Rick Bergman: The integrated solutions from our competitor, for example, have always been compromised, both in graphics and video. Now it is up to AMD to decide how far you want to integrate it, at what level and what do the customers and different segments want. There is a range of different solutions.

TG Daily: How advanced can integrated graphics be versus discrete graphics? How far up the performance ladder can integrated graphics go?

Rick Bergman:
If you look at Fusion, the immediate thing you can imagine is squashing together a mainstream CPU with a mainstream GPU, and so on. But several years out from now, you could imagine just a CPU with 16 graphics cores, like an R600 geared for someone who might want a gaming notebook, for example. That might be the perfect substantiation of that.

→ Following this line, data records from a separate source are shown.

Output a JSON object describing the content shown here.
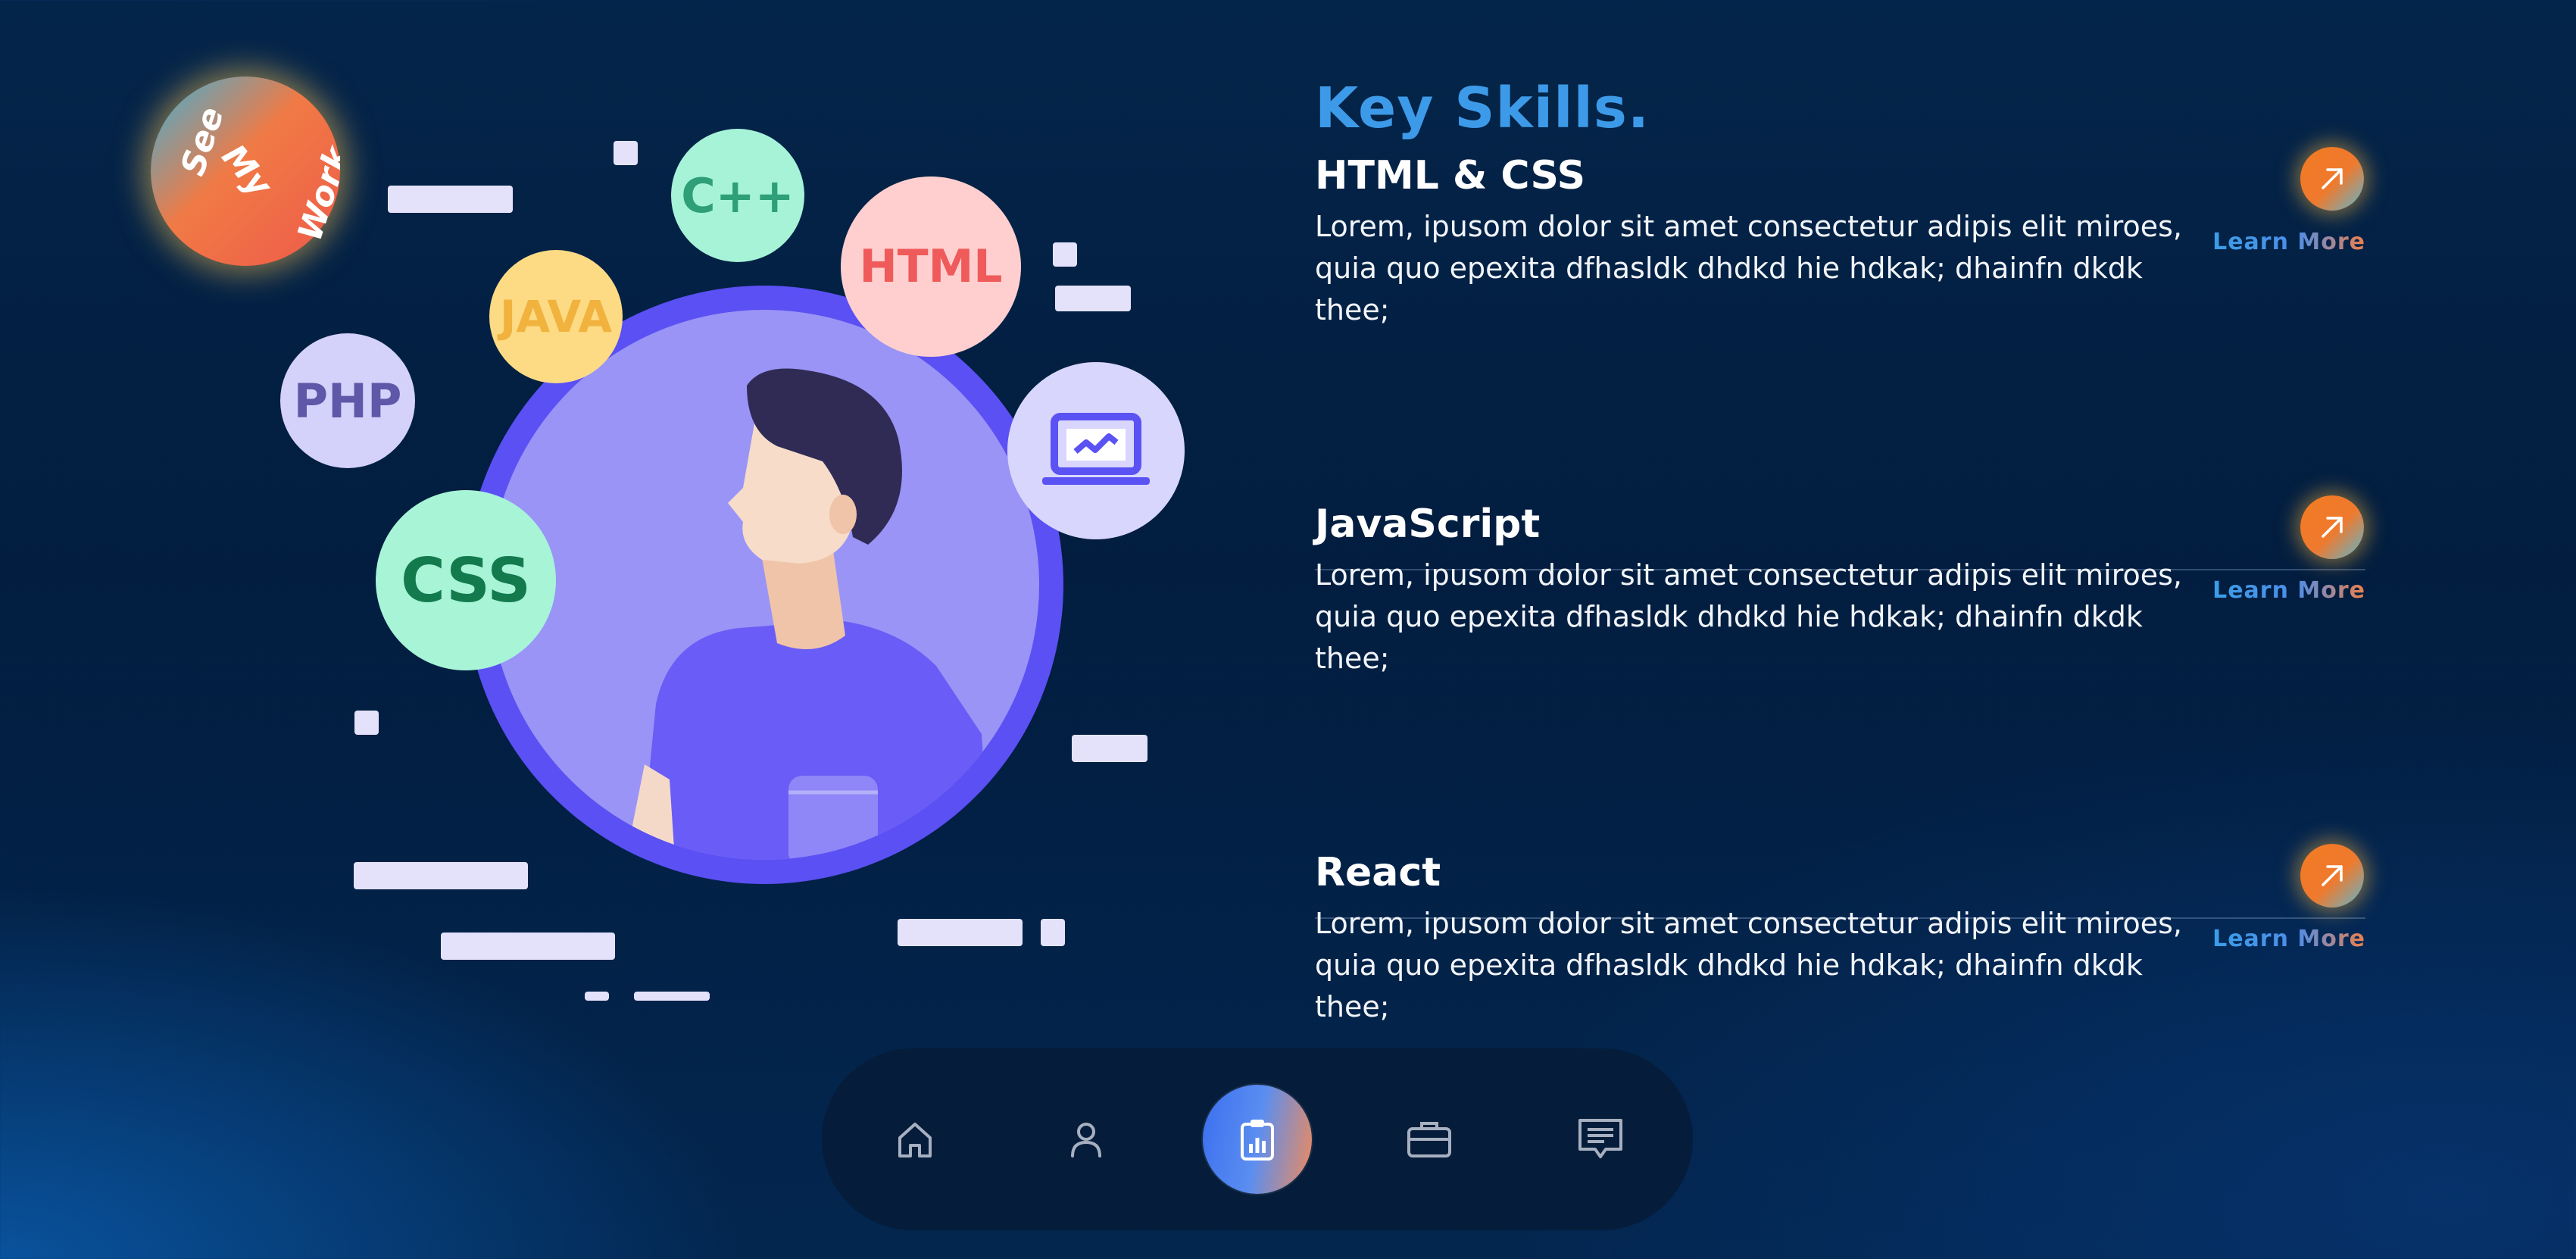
{
  "badge": {
    "lines": [
      "See",
      "My",
      "Work"
    ]
  },
  "illustration": {
    "bubbles": {
      "cpp": "C++",
      "html": "HTML",
      "java": "JAVA",
      "php": "PHP",
      "css": "CSS"
    }
  },
  "skills": {
    "title": "Key Skills.",
    "items": [
      {
        "name": "HTML & CSS",
        "description": "Lorem, ipusom dolor sit amet consectetur adipis elit miroes, quia quo epexita dfhasldk dhdkd hie hdkak; dhainfn dkdk thee;",
        "link_label": "Learn More"
      },
      {
        "name": "JavaScript",
        "description": "Lorem, ipusom dolor sit amet consectetur adipis elit miroes, quia quo epexita dfhasldk dhdkd hie hdkak; dhainfn dkdk thee;",
        "link_label": "Learn More"
      },
      {
        "name": "React",
        "description": "Lorem, ipusom dolor sit amet consectetur adipis elit miroes, quia quo epexita dfhasldk dhdkd hie hdkak; dhainfn dkdk thee;",
        "link_label": "Learn More"
      }
    ]
  },
  "nav": {
    "items": [
      {
        "icon": "home-icon",
        "active": false
      },
      {
        "icon": "user-icon",
        "active": false
      },
      {
        "icon": "skills-clipboard-chart-icon",
        "active": true
      },
      {
        "icon": "briefcase-icon",
        "active": false
      },
      {
        "icon": "message-icon",
        "active": false
      }
    ]
  },
  "colors": {
    "background": "#021d3f",
    "title_accent": "#3d9ae8",
    "button_orange": "#f27b22",
    "avatar_ring": "#5a50f3"
  }
}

TG Daily: Could we see in three to five years mainstream graphics card technologies showing up as integrated graphics?

Rick Bergman: That’s possible. The market for discrete graphics will always be there. [We] have talked about the memory bandwidth that you need, for example. [The addition of graphics cores to a CPU die] is an implementation of what we would do to go head-to-head with the other guys. In terms of pure graphics, there are certain things with the CPU that AMD is very good at, such as in the power area and the custom logic area.

TG Daily: We heard a lot of the advantages that ATI provides to AMD and not so much what AMD can offer ATI. What is in it for you? How close are you to be able to be sharing manufacturing technologies?

Rick Bergman:
We use TSMC [for our bulk production] and the R&D impact, as you can imagine for this launch, will not be immediate. We were developing [technologies] long before the merger last year. Some of the benefits that you will see are in marketing that and in the channel. There is a closer cooperation with customers. For example, we would never meet with a CEO of an HP or a Dell. It is now a regularly quarterly meeting [with  CEOs]. We are going to get some of our key messages [better communicated]. Now we have quarterly meetings with Michael Dell.

And obviously, you are going to see offering of a complete solution for customers: the chipset, CPU and graphics. Eventually, you will see some technology advantages as well.

TG Daily: There is a lot of buzz in the mobile market today. More than one third of all computers sold today are notebooks. As mobile applications become more important, how do you see the dynamics of the graphics market changing?

Rick Bergman: Obviously the market has shifted dramatically over to notebooks. There will be a crossover in 2009. But still, if you are a gamer, you will still want desktop chassis’ and so on.


TG Daily:
As notebooks become more important, will we soon start seeing a graphics card distribution model for notebooks?

Rick Bergman:
Now you don’t have the ease of upgradeability that you have with desktops. So now, we are looking at some ways to find solutions for that as well….Check back with us at Computex.